Why People get Massage

Why People get Massage

One in six American adults had a massage in the past year--25 million more Americans than 10 years ago, according to an annual survey commissioned by AMTA.  When these surveys began in 1997, only 8 percent of adults said they had a massage in the past year.  In 2006, 18 percent said they had a massage in the past year.

In the past, relaxation was the leading motivator for massage, but increasingly Americans are looking to massage therapy for medical reasons such as injury recovery, pain management, headache control, and overall health and wellness.

In this year's survey, 40 percent of adults said they have had a massage at some time to relieve pain. Thirty percent of people who had a massage in the past five years did it for health reasons other than stress relief. Fifty-three percent of those who discussed massage with their health care providers said their doctor recommended they get massage therapy.

Many young adults feel massage can be a valuable part of their personal health routine. This year, 72 percent of respondents aged 18 to 24 disagreed with the idea that massage is just a luxury. Ninety-two percent say they believe massage can be an effective way to relieve pain, while 48 percent have already had a massage to relieve pain.

Older Americans are increasing their use of massage as well. Annual use has tripled over the past 10 years for those ages 55 to 64, from 7 percent in 1997 to 21 percent in 2006, and for ages 65 and up, from 4 percent in 1997 to 12 percent in 2006.

"Massage is a hot topic," says Mary Beth Braun, president of AMTA. "As the medical community increasingly recognizes its benefits, and as more insurance companies begin to include it in their plans, massage will become a more common component of people's health and wellness practice."

Why people choose massage

  • Men and people 65 and older are especially likely to get massage for medical/health care reasons.
  • Women indicated massage therapy was their first choice when asked what gave them the greatest relief from pain-24 percent, versus 22 percent who chose medication as their number one pain-relief choice.
  • Men placed medication first (24 percent) and massage second (19 percent).
  • The number of people who indicated their massage was paid or co-paid by an insurance company doubled, from 5 percent in 2005 to 10 percent in 2006.
  • Twenty-six percent of respondents gave relaxation or stress reduction as their reason.
  • Twenty-one percent had a massage "because it was free or a gift."

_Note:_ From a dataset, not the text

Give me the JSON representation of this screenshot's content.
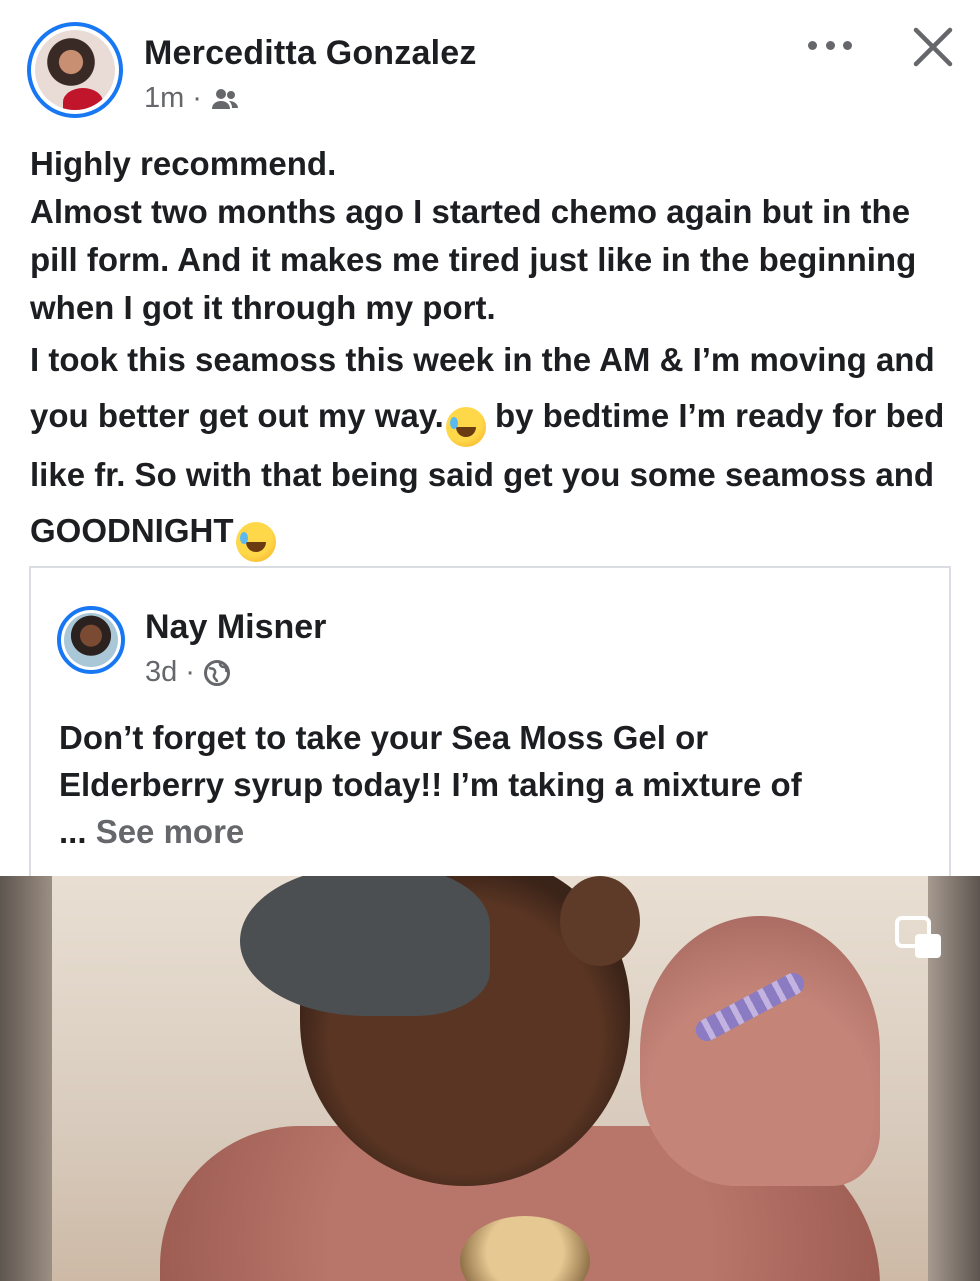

Source:  American Massage Therapy Association, 2006

Home  ·  About  ·  Contact Us
Copyright © Janet Lawlor, BCTMB